aspirin bottle

Millions of aspirin users may soon be able to pop the wonder pill without worrying about heartburn, a nasty side-effect that can come with regular use of the drug.

Pozen Inc, a U.S. pharmaceutical company, on Thursday said its experimental therapy helped significantly reduce stomach ulcers in long-term aspirin users, like those with heart problems.

In use for more than two centuries now, aspirin has become synonymous with pain relief. The drug is also indicated to reduce symptoms of fatal diseases such as strokes, heart attacks and rheumatology disorders.

About 50 million Americans use aspirin regularly for cardiovascular disease prevention, according to Pozen's website.
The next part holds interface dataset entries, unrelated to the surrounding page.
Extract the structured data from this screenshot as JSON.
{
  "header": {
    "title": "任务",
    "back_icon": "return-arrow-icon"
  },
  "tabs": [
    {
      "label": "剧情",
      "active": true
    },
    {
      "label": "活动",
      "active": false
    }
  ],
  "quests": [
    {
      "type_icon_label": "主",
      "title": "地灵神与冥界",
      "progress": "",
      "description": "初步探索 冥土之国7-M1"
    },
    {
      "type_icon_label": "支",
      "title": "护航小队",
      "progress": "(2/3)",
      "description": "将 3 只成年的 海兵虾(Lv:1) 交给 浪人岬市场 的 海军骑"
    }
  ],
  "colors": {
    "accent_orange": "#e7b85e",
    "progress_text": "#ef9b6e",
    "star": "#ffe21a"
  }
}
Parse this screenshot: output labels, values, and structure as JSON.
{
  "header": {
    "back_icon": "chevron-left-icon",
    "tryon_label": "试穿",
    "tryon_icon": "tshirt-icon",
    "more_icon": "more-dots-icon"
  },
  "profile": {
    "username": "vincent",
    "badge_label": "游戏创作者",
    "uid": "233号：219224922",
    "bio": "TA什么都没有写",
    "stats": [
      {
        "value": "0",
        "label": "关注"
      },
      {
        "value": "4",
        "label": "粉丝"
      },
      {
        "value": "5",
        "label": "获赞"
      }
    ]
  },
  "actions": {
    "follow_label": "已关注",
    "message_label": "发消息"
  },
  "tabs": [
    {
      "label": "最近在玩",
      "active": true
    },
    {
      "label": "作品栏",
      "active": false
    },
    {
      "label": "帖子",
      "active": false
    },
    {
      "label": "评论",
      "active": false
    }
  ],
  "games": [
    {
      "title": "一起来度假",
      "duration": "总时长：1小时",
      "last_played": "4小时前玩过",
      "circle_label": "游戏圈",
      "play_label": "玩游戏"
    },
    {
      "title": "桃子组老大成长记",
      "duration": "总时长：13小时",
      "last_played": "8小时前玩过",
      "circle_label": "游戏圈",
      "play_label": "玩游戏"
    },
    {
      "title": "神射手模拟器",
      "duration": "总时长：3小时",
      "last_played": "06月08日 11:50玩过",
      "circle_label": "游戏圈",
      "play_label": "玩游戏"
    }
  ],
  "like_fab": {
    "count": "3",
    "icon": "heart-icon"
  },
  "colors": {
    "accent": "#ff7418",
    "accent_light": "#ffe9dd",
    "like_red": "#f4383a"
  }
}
The company's oral, once-daily drug is a combination of aspirin and AstraZeneca's prilosec, a commonly used heartburn drug.

The Chapel Hill, North Carolina-based company said it plans to file for marketing approval for the drug with the U.S. Food and Drug administration in the third quarter of 2012.

The drug showed significant reduction in the cumulative incidence of gastric ulcers compared with 325 mg delayed-release aspirin in two late-stage studies.

The studies were conducted on 1,049 patients, who had been taking aspirin for at least three months to prevent cardiovascular problems and were at risk of developing ulcers.